For those of you that may be interested, this book has recently been published and is now for sale. I have ordered a copy for myself, as it’s something that greatly interests me as a topic, though I imagine it is also of significant interest to many others.
Below is a nice little description of the book, taken from the linked website in this post. I hope it’s enough to raise the curiosity of many of you who will read this blog post.
“Drawing on more than a decade of research in Norfolk, the authors emphasise the essentially unnatural character of ancient woods. Their distinctive ecological characteristics only emerged after they had been enclosed from the surrounding ‘wastes’ in early medieval times, and began their career as factories for the production of wood and timber.

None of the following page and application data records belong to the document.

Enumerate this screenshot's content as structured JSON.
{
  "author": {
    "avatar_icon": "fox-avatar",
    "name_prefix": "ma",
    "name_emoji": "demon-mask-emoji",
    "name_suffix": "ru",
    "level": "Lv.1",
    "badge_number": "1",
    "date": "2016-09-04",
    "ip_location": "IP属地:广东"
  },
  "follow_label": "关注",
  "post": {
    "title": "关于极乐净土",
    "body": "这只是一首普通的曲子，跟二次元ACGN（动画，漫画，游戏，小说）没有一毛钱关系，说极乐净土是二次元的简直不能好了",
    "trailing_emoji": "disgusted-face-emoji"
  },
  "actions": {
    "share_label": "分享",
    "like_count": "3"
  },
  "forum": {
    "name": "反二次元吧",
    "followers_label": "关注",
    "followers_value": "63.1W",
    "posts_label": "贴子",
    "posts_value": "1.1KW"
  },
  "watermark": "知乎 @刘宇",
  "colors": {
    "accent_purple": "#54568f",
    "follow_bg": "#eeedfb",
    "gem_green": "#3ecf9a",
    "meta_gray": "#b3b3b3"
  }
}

Since then they have been dynamic environments, changing in response to wider economic trends and demographic pressures: and much of their botanical character has been forged by relatively recent history. Woods are, moreover, rather less stable features of the landscape than is sometimes supposed. Few ancient woods retain, in whole, their original boundaries, and woodland has come and gone from the countryside over the centuries.

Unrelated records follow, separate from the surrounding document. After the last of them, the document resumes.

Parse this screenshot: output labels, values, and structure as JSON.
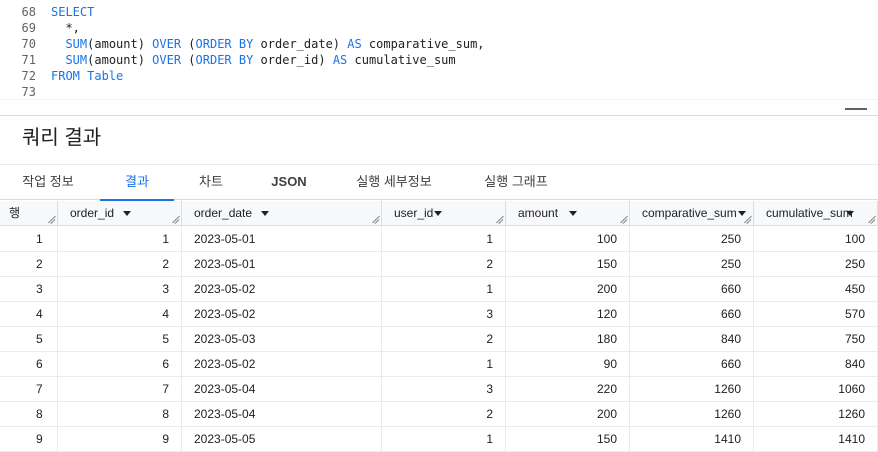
{
  "editor": {
    "lines": [
      {
        "number": "68",
        "segments": [
          {
            "t": "SELECT",
            "k": true
          }
        ]
      },
      {
        "number": "69",
        "segments": [
          {
            "t": "  *,",
            "k": false
          }
        ]
      },
      {
        "number": "70",
        "segments": [
          {
            "t": "  ",
            "k": false
          },
          {
            "t": "SUM",
            "k": true
          },
          {
            "t": "(amount) ",
            "k": false
          },
          {
            "t": "OVER",
            "k": true
          },
          {
            "t": " (",
            "k": false
          },
          {
            "t": "ORDER BY",
            "k": true
          },
          {
            "t": " order_date) ",
            "k": false
          },
          {
            "t": "AS",
            "k": true
          },
          {
            "t": " comparative_sum,",
            "k": false
          }
        ]
      },
      {
        "number": "71",
        "segments": [
          {
            "t": "  ",
            "k": false
          },
          {
            "t": "SUM",
            "k": true
          },
          {
            "t": "(amount) ",
            "k": false
          },
          {
            "t": "OVER",
            "k": true
          },
          {
            "t": " (",
            "k": false
          },
          {
            "t": "ORDER BY",
            "k": true
          },
          {
            "t": " order_id) ",
            "k": false
          },
          {
            "t": "AS",
            "k": true
          },
          {
            "t": " cumulative_sum",
            "k": false
          }
        ]
      },
      {
        "number": "72",
        "segments": [
          {
            "t": "FROM Table",
            "k": true
          }
        ]
      },
      {
        "number": "73",
        "segments": []
      }
    ]
  },
  "results": {
    "title": "쿼리 결과"
  },
  "tabs": [
    {
      "label": "작업 정보",
      "name": "tab-job-info",
      "bold": false,
      "active": false
    },
    {
      "label": "결과",
      "name": "tab-results",
      "bold": false,
      "active": true
    },
    {
      "label": "차트",
      "name": "tab-chart",
      "bold": false,
      "active": false
    },
    {
      "label": "JSON",
      "name": "tab-json",
      "bold": true,
      "active": false
    },
    {
      "label": "실행 세부정보",
      "name": "tab-execution-details",
      "bold": false,
      "active": false
    },
    {
      "label": "실행 그래프",
      "name": "tab-execution-graph",
      "bold": false,
      "active": false
    }
  ],
  "table": {
    "row_header": "행",
    "columns": [
      "order_id",
      "order_date",
      "user_id",
      "amount",
      "comparative_sum",
      "cumulative_sum"
    ],
    "rows": [
      [
        "1",
        "1",
        "2023-05-01",
        "1",
        "100",
        "250",
        "100"
      ],
      [
        "2",
        "2",
        "2023-05-01",
        "2",
        "150",
        "250",
        "250"
      ],
      [
        "3",
        "3",
        "2023-05-02",
        "1",
        "200",
        "660",
        "450"
      ],
      [
        "4",
        "4",
        "2023-05-02",
        "3",
        "120",
        "660",
        "570"
      ],
      [
        "5",
        "5",
        "2023-05-03",
        "2",
        "180",
        "840",
        "750"
      ],
      [
        "6",
        "6",
        "2023-05-02",
        "1",
        "90",
        "660",
        "840"
      ],
      [
        "7",
        "7",
        "2023-05-04",
        "3",
        "220",
        "1260",
        "1060"
      ],
      [
        "8",
        "8",
        "2023-05-04",
        "2",
        "200",
        "1260",
        "1260"
      ],
      [
        "9",
        "9",
        "2023-05-05",
        "1",
        "150",
        "1410",
        "1410"
      ]
    ]
  },
  "colors": {
    "keyword": "#1a73e8",
    "active_tab": "#1a73e8",
    "header_bg": "#f8f9fa"
  }
}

While most officially recognised ‘ancient woods’ probably occupy areas never settled or cultivated, many have been planted on, or regenerated over, sites formerly used in other ways, and often in quite recent times – in the seventeenth, eighteenth or even nineteenth centuries. These can display characteristics usually assumed to define genuinely ‘ancient’ examples, including impressive arrays of the classic ‘ancient woodland indicator species’. ‘Ancient woodland’ is not really a discrete environment at all, and an over-emphasis on conserving a defined list of such woods can lead us to neglect our other woodland environments, many of which have their own historical or ecological importance.

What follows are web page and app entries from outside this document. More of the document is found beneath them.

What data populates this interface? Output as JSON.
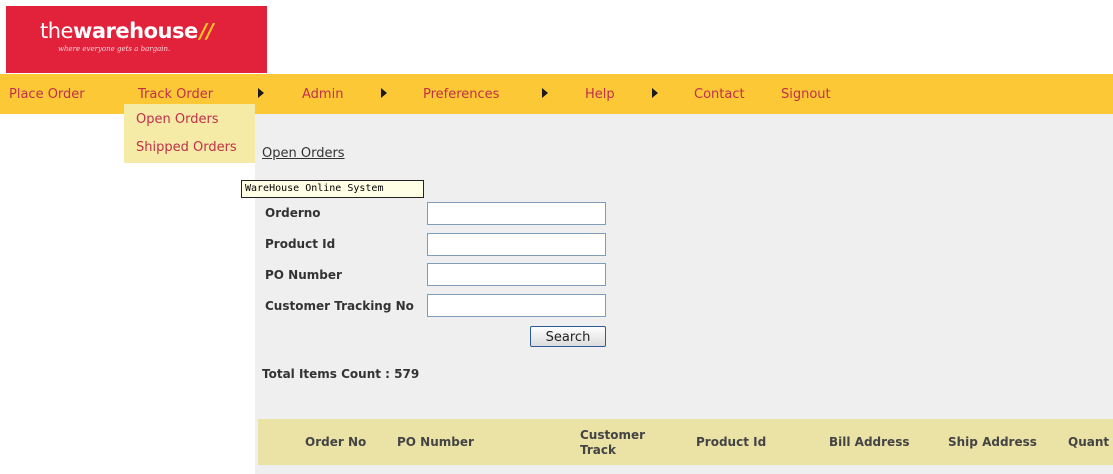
{
  "logo": {
    "brand_light": "the",
    "brand_bold": "warehouse",
    "slashes": "//",
    "tagline": "where everyone gets a bargain."
  },
  "menu": {
    "place_order": "Place Order",
    "track_order": "Track Order",
    "admin": "Admin",
    "preferences": "Preferences",
    "help": "Help",
    "contact": "Contact",
    "signout": "Signout"
  },
  "dropdown": {
    "open_orders": "Open Orders",
    "shipped_orders": "Shipped Orders"
  },
  "page": {
    "title": "Open Orders",
    "tooltip": "WareHouse Online System"
  },
  "form": {
    "orderno_label": "Orderno",
    "orderno_value": "",
    "product_id_label": "Product Id",
    "product_id_value": "",
    "po_number_label": "PO Number",
    "po_number_value": "",
    "customer_tracking_label": "Customer Tracking No",
    "customer_tracking_value": "",
    "search_label": "Search"
  },
  "summary": {
    "total_items": "Total Items Count : 579"
  },
  "table": {
    "columns": [
      "Order No",
      "PO Number",
      "Customer\nTrack",
      "Product Id",
      "Bill Address",
      "Ship Address",
      "Quant"
    ]
  },
  "colors": {
    "logo_red": "#e2213a",
    "menu_yellow": "#fdc836",
    "menu_text": "#c0304a",
    "dropdown_bg": "#f5eba6",
    "content_bg": "#efefef",
    "table_header_bg": "#ebe3a6"
  }
}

This important volume will be essential reading for all those interested in the history of the English countryside, nature conservation and environmental history.“